Like many of its victims, I survived multiple lightning strikes. My mother’s anger, which may have been caused, at least in part, by her supernatural event, left aftereffects I never would have chosen. I burned hot. I burned out. Sometimes I hurt the people I loved most because I, like my mother, lived in fear. After years of looking within, and following in Roy’s footsteps, I learned to carry a bucket of water around to put my fires out. Today, I can see storms coming and seek shelter before they cause any harm.
My mother’s body, one in a million, became a conduit for lightning, and, three months later, it became a conduit for me. It may take a lifetime, or several, to understand the role lightning played in our lives, but for now I know I was shaped by my father’s choices, my mother’s pain, and my own attempts at being glue. The anger in our household made life hard, but without it––without lightning itself––I would not be here at all.
If the world is as enchanted as I sometimes think it is, maybe lightning is the cause, a kind of electric charge that helps me make meaning from the chaos. Despite its challenges, despite my family’s legacy of depression and anger, these repeated firebolts have given me a new perspective on myself. In nature, lightning destroys. It sets things on fire. But as it ignites, it inspires and creates conditions for new life. In this case, the new life is mine.
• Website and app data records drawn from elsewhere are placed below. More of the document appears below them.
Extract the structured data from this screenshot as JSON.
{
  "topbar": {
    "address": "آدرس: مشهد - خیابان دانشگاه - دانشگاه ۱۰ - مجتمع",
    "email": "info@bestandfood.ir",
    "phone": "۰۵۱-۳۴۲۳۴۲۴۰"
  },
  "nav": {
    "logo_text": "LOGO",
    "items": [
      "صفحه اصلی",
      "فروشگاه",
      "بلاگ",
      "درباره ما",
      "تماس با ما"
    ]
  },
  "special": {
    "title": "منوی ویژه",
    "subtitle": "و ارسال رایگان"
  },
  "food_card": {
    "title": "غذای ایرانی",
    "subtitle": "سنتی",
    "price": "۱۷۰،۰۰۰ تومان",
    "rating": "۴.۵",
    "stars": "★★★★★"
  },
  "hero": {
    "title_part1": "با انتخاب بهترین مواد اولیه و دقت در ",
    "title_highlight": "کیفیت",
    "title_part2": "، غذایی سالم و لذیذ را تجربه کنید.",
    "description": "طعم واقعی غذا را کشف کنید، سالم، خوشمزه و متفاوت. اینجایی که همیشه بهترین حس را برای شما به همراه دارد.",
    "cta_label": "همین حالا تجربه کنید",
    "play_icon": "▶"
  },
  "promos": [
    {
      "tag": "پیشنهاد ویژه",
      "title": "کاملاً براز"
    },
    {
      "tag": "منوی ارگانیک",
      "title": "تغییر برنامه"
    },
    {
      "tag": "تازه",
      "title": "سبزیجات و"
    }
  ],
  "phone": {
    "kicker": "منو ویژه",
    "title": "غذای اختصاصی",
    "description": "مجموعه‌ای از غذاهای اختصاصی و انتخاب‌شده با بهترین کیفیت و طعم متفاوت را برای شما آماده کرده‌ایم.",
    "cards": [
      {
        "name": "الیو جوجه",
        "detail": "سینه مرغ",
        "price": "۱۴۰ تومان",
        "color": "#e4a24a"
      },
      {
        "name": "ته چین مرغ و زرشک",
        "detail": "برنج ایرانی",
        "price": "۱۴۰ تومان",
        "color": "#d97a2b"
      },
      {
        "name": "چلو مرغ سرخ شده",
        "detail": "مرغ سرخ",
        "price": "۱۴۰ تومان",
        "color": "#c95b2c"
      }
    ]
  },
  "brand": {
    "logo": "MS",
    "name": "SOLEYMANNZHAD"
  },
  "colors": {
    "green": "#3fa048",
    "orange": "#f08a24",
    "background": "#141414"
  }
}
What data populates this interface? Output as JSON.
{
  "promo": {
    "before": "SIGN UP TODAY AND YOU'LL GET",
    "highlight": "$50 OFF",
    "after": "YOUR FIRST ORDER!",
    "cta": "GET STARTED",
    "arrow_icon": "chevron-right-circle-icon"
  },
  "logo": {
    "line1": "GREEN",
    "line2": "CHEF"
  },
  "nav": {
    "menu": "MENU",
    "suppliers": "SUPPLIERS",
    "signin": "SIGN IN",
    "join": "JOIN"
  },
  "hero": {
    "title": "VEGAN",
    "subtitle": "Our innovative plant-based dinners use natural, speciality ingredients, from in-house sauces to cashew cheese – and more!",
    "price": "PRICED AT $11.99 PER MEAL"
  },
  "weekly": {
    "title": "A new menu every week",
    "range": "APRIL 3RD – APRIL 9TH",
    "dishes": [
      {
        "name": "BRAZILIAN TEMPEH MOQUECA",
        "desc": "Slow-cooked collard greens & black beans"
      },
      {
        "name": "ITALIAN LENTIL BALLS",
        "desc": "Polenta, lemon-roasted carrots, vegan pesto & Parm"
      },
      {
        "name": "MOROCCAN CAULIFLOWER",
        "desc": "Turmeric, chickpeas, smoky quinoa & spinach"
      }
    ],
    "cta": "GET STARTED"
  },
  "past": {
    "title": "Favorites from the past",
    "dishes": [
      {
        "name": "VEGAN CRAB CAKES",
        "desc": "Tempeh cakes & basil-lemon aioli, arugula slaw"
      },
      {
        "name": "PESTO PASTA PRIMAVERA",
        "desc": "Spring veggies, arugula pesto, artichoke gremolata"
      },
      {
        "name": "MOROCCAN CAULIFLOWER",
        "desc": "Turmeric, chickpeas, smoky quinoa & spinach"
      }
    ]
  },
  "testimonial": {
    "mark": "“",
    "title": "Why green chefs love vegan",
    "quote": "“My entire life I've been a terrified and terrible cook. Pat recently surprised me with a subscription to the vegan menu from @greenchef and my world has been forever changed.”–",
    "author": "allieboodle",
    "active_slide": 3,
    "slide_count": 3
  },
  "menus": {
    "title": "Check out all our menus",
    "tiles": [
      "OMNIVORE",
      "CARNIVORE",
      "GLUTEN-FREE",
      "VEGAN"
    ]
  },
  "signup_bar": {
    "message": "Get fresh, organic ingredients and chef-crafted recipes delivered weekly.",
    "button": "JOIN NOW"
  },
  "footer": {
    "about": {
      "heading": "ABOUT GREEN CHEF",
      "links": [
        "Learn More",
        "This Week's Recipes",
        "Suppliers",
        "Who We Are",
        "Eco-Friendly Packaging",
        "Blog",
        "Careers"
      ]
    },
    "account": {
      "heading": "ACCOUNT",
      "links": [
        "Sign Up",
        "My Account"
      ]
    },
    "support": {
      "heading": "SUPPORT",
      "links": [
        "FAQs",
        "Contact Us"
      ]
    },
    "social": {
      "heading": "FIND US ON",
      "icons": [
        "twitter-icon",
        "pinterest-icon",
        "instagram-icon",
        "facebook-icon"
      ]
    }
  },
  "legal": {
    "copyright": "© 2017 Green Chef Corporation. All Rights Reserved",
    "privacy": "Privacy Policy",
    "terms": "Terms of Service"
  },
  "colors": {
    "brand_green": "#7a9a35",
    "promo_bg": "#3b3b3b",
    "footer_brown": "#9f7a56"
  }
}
By examining these truths, the foundational darknesses of our lives pitted against light, my mother and I have been redeemed. Cleansed by fire and forced to reckon with ourselves. Seeds long dormant, almost lost on the scorched forest floor, have germinated and are beginning to bud. Revitalizing our biological roots, those impossibly tangled but vital, nourishing threads, has prepared us for growth. Everything is possible now: Together, we have chosen a future that is less controlled by storms.